The reason the witnesses can renounce their original testimony is explained by the Gemara to be based on the rule ha-peh she-asar hu ha-peh she-hitir – literally “the mouth that forbade is the mouth that permitted.” This means that since we can only uphold the document based on their say-so, they are granted a higher level of believability with regard to their own statement. If the document can be authenticated in another way, then they do not gain that trust, and we accept the testimony as it appears in the document.
It is clear that for us to believe them, the original witnesses’ arguments explaining why their earlier testimony should not be accepted must be convincing. If they explained that they were underage at that time or that their lives were threatened, we can well understand why their original testimony should be voided. With regard to the claim pesulim hayinu we find a number of explanations.
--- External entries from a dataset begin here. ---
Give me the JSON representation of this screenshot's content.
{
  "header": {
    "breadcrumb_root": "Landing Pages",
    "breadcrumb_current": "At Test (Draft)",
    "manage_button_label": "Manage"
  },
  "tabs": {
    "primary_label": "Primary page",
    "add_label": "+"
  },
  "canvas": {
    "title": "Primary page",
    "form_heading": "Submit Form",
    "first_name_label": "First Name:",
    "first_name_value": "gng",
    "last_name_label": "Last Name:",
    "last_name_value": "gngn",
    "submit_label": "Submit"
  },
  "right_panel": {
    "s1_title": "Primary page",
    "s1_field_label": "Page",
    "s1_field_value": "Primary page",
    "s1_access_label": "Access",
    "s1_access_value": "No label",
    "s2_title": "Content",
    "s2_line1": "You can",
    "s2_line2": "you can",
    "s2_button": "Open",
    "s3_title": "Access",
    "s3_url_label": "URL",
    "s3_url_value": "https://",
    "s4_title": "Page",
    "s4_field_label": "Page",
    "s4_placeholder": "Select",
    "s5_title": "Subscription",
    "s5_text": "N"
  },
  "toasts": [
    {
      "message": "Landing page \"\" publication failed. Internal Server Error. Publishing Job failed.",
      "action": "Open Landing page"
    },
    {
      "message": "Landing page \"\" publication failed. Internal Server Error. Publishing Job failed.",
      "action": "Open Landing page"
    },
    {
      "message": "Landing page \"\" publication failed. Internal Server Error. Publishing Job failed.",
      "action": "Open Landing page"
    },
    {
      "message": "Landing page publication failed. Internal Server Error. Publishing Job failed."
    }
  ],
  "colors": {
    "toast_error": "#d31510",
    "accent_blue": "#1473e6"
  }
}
Rashi offers two approaches – either that they were close relatives who cannot testify or they were mesachek be-kubiya, they were dice players, and gamblers cannot testify.
The Ri”d points to the rule that en adam meisim atzmo rasha – a person cannot declare himself to be evil – and therefore concludes that only Rashi’s first explanation can be accepted.
The Ramban argues that Rashi was well aware of that limitation, which is why he chooses specifically the case of mesachek be-kubiya. Unlike real cases of evil-doing where the rule of en adam meisim atzmo rasha applies, according to the Gemara in Sanhedrin a mesachek be-kubiya cannot testify because he is eno osek be-yishuvo shel olam – he is not engaged in productive activities in the world, which is a severe criticism, but it is not an admission of evil-doing.
As we learned in the Mishnah (18b), when a signed document needs to be authenticated, under certain circumstances the original witnesses who are brought in are believed if they say: “anusim hayinu – we were coerced,” “ketanim hayinu – at the time we were minors” or “pesulim hayinu – we were unsuitable as witnesses.” Our Gemara presents a baraita in which Rabbi Meir disagrees with this ruling, and argues that even with these explanations, we can never allow witnesses to deny their original testimony.
Rav Hisda explains that Rabbi Meir disagrees about the pesulim hayinu argument because he holds that a person is not allowed to testify falsely, even if his life is being threatened. This explanation appears difficult to understand, since the general approach of all the Sages throughout the Talmud is that only three sins are so severe that they cannot be transgressed when someone’s life is at stake – Avodah Zara (idol worship), Gilui Arayot (forbidden sexual relations) and Shefikhut Damim (murder) – see Pesachim 25.
The Ramban suggests that although a person is not obligated to risk his life for any mitzvah aside from these three, it would be considered a middat chasidut – a righteous deed – to do so. Thus, a person who admits that he hadn’t done this righteous act is, on some level, admitting that he did not do all that he could have.
This question is the focus of a basic disagreement between the Rambam and Tosafot. According to the Rambam, it is forbidden for a person to give up their life for any mitzvah aside from the three specific ones mentioned above. According to Tosafot, the Ramban and others, although no one is obligated to give up their lives rather than transgress other mitzvot, should they choose to do so it would be considered a righteous act
In addition to his monumental translation and commentary on the Talmud, Rabbi Steinsaltz has authored dozens of books and hundreds of articles on a variety of topics, both Jewish and secular. For more information about Rabbi Steinsaltz’s groundbreaking work in Jewish education, visit www.steinsaltz.org or contact the Aleph Society at 212-840-1166.
The words of this author reflect his/her own opinions and do not necessarily represent the official position of the Orthodox Union.